>>>

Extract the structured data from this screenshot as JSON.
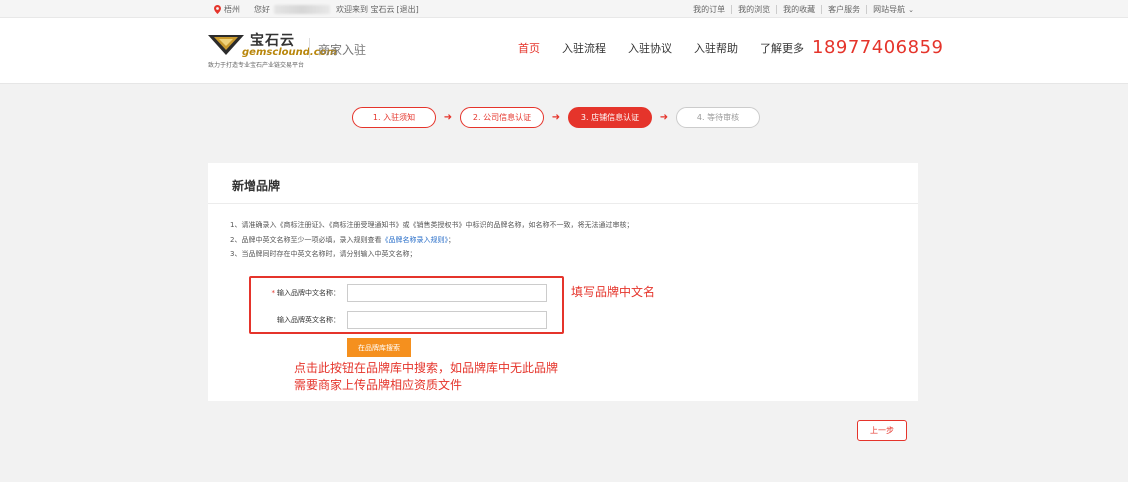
{
  "topbar": {
    "city": "梧州",
    "hello": "您好",
    "welcome_prefix": "欢迎来到 宝石云",
    "logout": "[退出]",
    "links": [
      "我的订单",
      "我的浏览",
      "我的收藏",
      "客户服务",
      "网站导航"
    ]
  },
  "header": {
    "logo_cn": "宝石云",
    "logo_en": "gemsclound.com",
    "slogan": "致力于打造专业宝石产业链交易平台",
    "merchant_label": "商家入驻",
    "nav": [
      "首页",
      "入驻流程",
      "入驻协议",
      "入驻帮助",
      "了解更多"
    ],
    "active_nav": "首页",
    "phone": "18977406859"
  },
  "steps": [
    "1. 入驻须知",
    "2. 公司信息认证",
    "3. 店铺信息认证",
    "4. 等待审核"
  ],
  "card": {
    "title": "新增品牌",
    "notes": [
      "1、请准确录入《商标注册证》、《商标注册受理通知书》或《销售类授权书》中标识的品牌名称，如名称不一致，将无法通过审核；",
      "2、品牌中英文名称至少一项必填，录入规则查看",
      "3、当品牌同时存在中英文名称时，请分别输入中英文名称；"
    ],
    "note2_link": "《品牌名称录入规则》",
    "note2_suffix": "；",
    "cn_label": "输入品牌中文名称：",
    "cn_required": "*",
    "en_label": "输入品牌英文名称：",
    "cn_value": "",
    "en_value": "",
    "search_button": "在品牌库搜索"
  },
  "annotations": {
    "fill_cn": "填写品牌中文名",
    "search_line1": "点击此按钮在品牌库中搜索，如品牌库中无此品牌",
    "search_line2": "需要商家上传品牌相应资质文件"
  },
  "prev_button": "上一步",
  "colors": {
    "accent": "#e5342b",
    "orange": "#f5901e"
  }
}
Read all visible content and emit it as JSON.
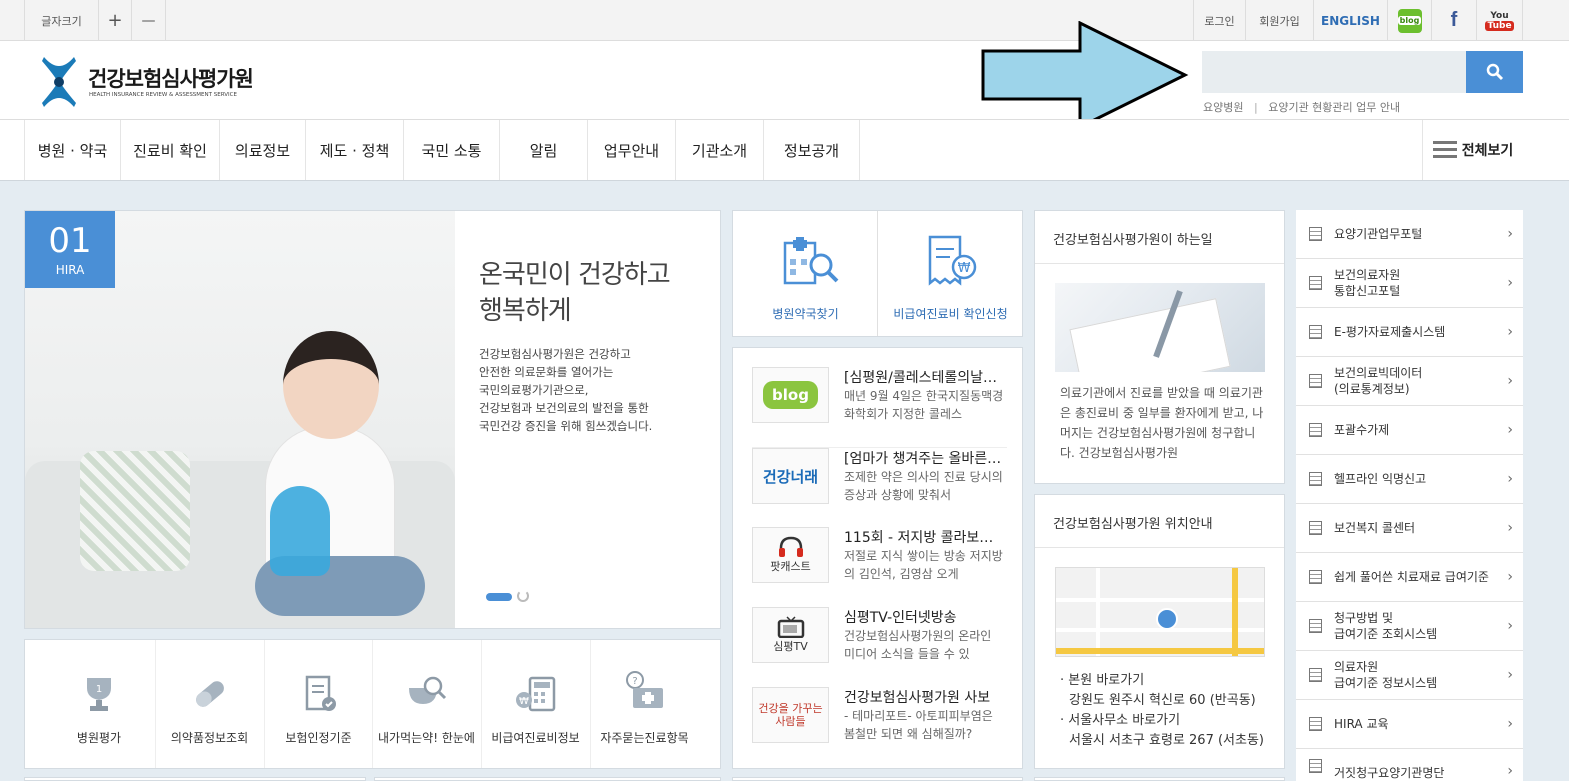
{
  "topbar": {
    "font_size": "글자크기",
    "plus": "+",
    "minus": "—",
    "login": "로그인",
    "join": "회원가입",
    "english": "ENGLISH",
    "blog": "blog",
    "facebook": "f",
    "youtube_top": "You",
    "youtube_bottom": "Tube"
  },
  "header": {
    "logo_kr": "건강보험심사평가원",
    "logo_en": "HEALTH INSURANCE REVIEW & ASSESSMENT SERVICE",
    "search_placeholder": "",
    "links": [
      "요양병원",
      "|",
      "요양기관 현황관리 업무 안내"
    ]
  },
  "nav": {
    "items": [
      "병원 · 약국",
      "진료비 확인",
      "의료정보",
      "제도 · 정책",
      "국민 소통",
      "알림",
      "업무안내",
      "기관소개",
      "정보공개"
    ],
    "all": "전체보기"
  },
  "banner": {
    "num": "01",
    "tag": "HIRA",
    "title1": "온국민이 건강하고",
    "title2": "행복하게",
    "body": [
      "건강보험심사평가원은 건강하고",
      "안전한 의료문화를 열어가는",
      "국민의료평가기관으로,",
      "건강보험과 보건의료의 발전을 통한",
      "국민건강 증진을 위해 힘쓰겠습니다."
    ]
  },
  "quick": [
    "병원평가",
    "의약품정보조회",
    "보험인정기준",
    "내가먹는약! 한눈에",
    "비급여진료비정보",
    "자주묻는진료항목"
  ],
  "cards": {
    "hospital": "병원약국찾기",
    "nonpay": "비급여진료비 확인신청"
  },
  "news": [
    {
      "thumb": "blog",
      "title": "[심평원/콜레스테롤의날…",
      "desc": "매년 9월 4일은 한국지질동맥경화학회가 지정한 콜레스"
    },
    {
      "thumb": "건강너래",
      "title": "[엄마가 챙겨주는 올바른…",
      "desc": "조제한 약은 의사의 진료 당시의 증상과 상황에 맞춰서"
    },
    {
      "thumb": "팟캐스트",
      "title": "115회 - 저지방 콜라보…",
      "desc": "저절로 지식 쌓이는 방송 저지방의 김인석, 김영삼 오게"
    },
    {
      "thumb": "심평TV",
      "title": "심평TV-인터넷방송",
      "desc": "건강보험심사평가원의 온라인 미디어 소식을 들을 수 있"
    },
    {
      "thumb": "건강을 가꾸는 사람들",
      "title": "건강보험심사평가원 사보",
      "desc": "- 테마리포트- 아토피피부염은 봄철만 되면 왜 심해질까?"
    }
  ],
  "role": {
    "title": "건강보험심사평가원이 하는일",
    "desc": "의료기관에서 진료를 받았을 때 의료기관은 총진료비 중 일부를 환자에게 받고, 나머지는 건강보험심사평가원에 청구합니다. 건강보험심사평가원"
  },
  "location": {
    "title": "건강보험심사평가원 위치안내",
    "hq_link": "본원 바로가기",
    "hq_addr": "강원도 원주시 혁신로 60 (반곡동)",
    "seoul_link": "서울사무소 바로가기",
    "seoul_addr": "서울시 서초구 효령로 267 (서초동)"
  },
  "side": [
    "요양기관업무포털",
    "보건의료자원\n통합신고포털",
    "E-평가자료제출시스템",
    "보건의료빅데이터\n(의료통계정보)",
    "포괄수가제",
    "헬프라인 익명신고",
    "보건복지 콜센터",
    "쉽게 풀어쓴 치료재료 급여기준",
    "청구방법 및\n급여기준 조회시스템",
    "의료자원\n급여기준 정보시스템",
    "HIRA 교육",
    "거짓청구요양기관명단"
  ],
  "colors": {
    "accent": "#4a8fd6",
    "arrow": "#9dd4ea",
    "english": "#2f6db4"
  }
}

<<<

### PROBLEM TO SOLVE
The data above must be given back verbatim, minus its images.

### ANSWER SPACE
Extract the structured data from this screenshot as JSON.
{
  "topbar": {
    "city": "梧州",
    "hello": "您好",
    "welcome_prefix": "欢迎来到 宝石云",
    "logout": "[退出]",
    "links": [
      "我的订单",
      "我的浏览",
      "我的收藏",
      "客户服务",
      "网站导航"
    ]
  },
  "header": {
    "logo_cn": "宝石云",
    "logo_en": "gemsclound.com",
    "slogan": "致力于打造专业宝石产业链交易平台",
    "merchant_label": "商家入驻",
    "nav": [
      "首页",
      "入驻流程",
      "入驻协议",
      "入驻帮助",
      "了解更多"
    ],
    "active_nav": "首页",
    "phone": "18977406859"
  },
  "steps": [
    "1. 入驻须知",
    "2. 公司信息认证",
    "3. 店铺信息认证",
    "4. 等待审核"
  ],
  "card": {
    "title": "新增品牌",
    "notes": [
      "1、请准确录入《商标注册证》、《商标注册受理通知书》或《销售类授权书》中标识的品牌名称，如名称不一致，将无法通过审核；",
      "2、品牌中英文名称至少一项必填，录入规则查看",
      "3、当品牌同时存在中英文名称时，请分别输入中英文名称；"
    ],
    "note2_link": "《品牌名称录入规则》",
    "note2_suffix": "；",
    "cn_label": "输入品牌中文名称：",
    "cn_required": "*",
    "en_label": "输入品牌英文名称：",
    "cn_value": "",
    "en_value": "",
    "search_button": "在品牌库搜索"
  },
  "annotations": {
    "fill_cn": "填写品牌中文名",
    "search_line1": "点击此按钮在品牌库中搜索，如品牌库中无此品牌",
    "search_line2": "需要商家上传品牌相应资质文件"
  },
  "prev_button": "上一步",
  "colors": {
    "accent": "#e5342b",
    "orange": "#f5901e"
  }
}
Read all visible content and emit it as JSON.
{
  "topbar": {
    "font_size": "글자크기",
    "plus": "+",
    "minus": "—",
    "login": "로그인",
    "join": "회원가입",
    "english": "ENGLISH",
    "blog": "blog",
    "facebook": "f",
    "youtube_top": "You",
    "youtube_bottom": "Tube"
  },
  "header": {
    "logo_kr": "건강보험심사평가원",
    "logo_en": "HEALTH INSURANCE REVIEW & ASSESSMENT SERVICE",
    "search_placeholder": "",
    "links": [
      "요양병원",
      "|",
      "요양기관 현황관리 업무 안내"
    ]
  },
  "nav": {
    "items": [
      "병원 · 약국",
      "진료비 확인",
      "의료정보",
      "제도 · 정책",
      "국민 소통",
      "알림",
      "업무안내",
      "기관소개",
      "정보공개"
    ],
    "all": "전체보기"
  },
  "banner": {
    "num": "01",
    "tag": "HIRA",
    "title1": "온국민이 건강하고",
    "title2": "행복하게",
    "body": [
      "건강보험심사평가원은 건강하고",
      "안전한 의료문화를 열어가는",
      "국민의료평가기관으로,",
      "건강보험과 보건의료의 발전을 통한",
      "국민건강 증진을 위해 힘쓰겠습니다."
    ]
  },
  "quick": [
    "병원평가",
    "의약품정보조회",
    "보험인정기준",
    "내가먹는약! 한눈에",
    "비급여진료비정보",
    "자주묻는진료항목"
  ],
  "cards": {
    "hospital": "병원약국찾기",
    "nonpay": "비급여진료비 확인신청"
  },
  "news": [
    {
      "thumb": "blog",
      "title": "[심평원/콜레스테롤의날…",
      "desc": "매년 9월 4일은 한국지질동맥경화학회가 지정한 콜레스"
    },
    {
      "thumb": "건강너래",
      "title": "[엄마가 챙겨주는 올바른…",
      "desc": "조제한 약은 의사의 진료 당시의 증상과 상황에 맞춰서"
    },
    {
      "thumb": "팟캐스트",
      "title": "115회 - 저지방 콜라보…",
      "desc": "저절로 지식 쌓이는 방송 저지방의 김인석, 김영삼 오게"
    },
    {
      "thumb": "심평TV",
      "title": "심평TV-인터넷방송",
      "desc": "건강보험심사평가원의 온라인 미디어 소식을 들을 수 있"
    },
    {
      "thumb": "건강을 가꾸는 사람들",
      "title": "건강보험심사평가원 사보",
      "desc": "- 테마리포트- 아토피피부염은 봄철만 되면 왜 심해질까?"
    }
  ],
  "role": {
    "title": "건강보험심사평가원이 하는일",
    "desc": "의료기관에서 진료를 받았을 때 의료기관은 총진료비 중 일부를 환자에게 받고, 나머지는 건강보험심사평가원에 청구합니다. 건강보험심사평가원"
  },
  "location": {
    "title": "건강보험심사평가원 위치안내",
    "hq_link": "본원 바로가기",
    "hq_addr": "강원도 원주시 혁신로 60 (반곡동)",
    "seoul_link": "서울사무소 바로가기",
    "seoul_addr": "서울시 서초구 효령로 267 (서초동)"
  },
  "side": [
    "요양기관업무포털",
    "보건의료자원\n통합신고포털",
    "E-평가자료제출시스템",
    "보건의료빅데이터\n(의료통계정보)",
    "포괄수가제",
    "헬프라인 익명신고",
    "보건복지 콜센터",
    "쉽게 풀어쓴 치료재료 급여기준",
    "청구방법 및\n급여기준 조회시스템",
    "의료자원\n급여기준 정보시스템",
    "HIRA 교육",
    "거짓청구요양기관명단"
  ],
  "colors": {
    "accent": "#4a8fd6",
    "arrow": "#9dd4ea",
    "english": "#2f6db4"
  }
}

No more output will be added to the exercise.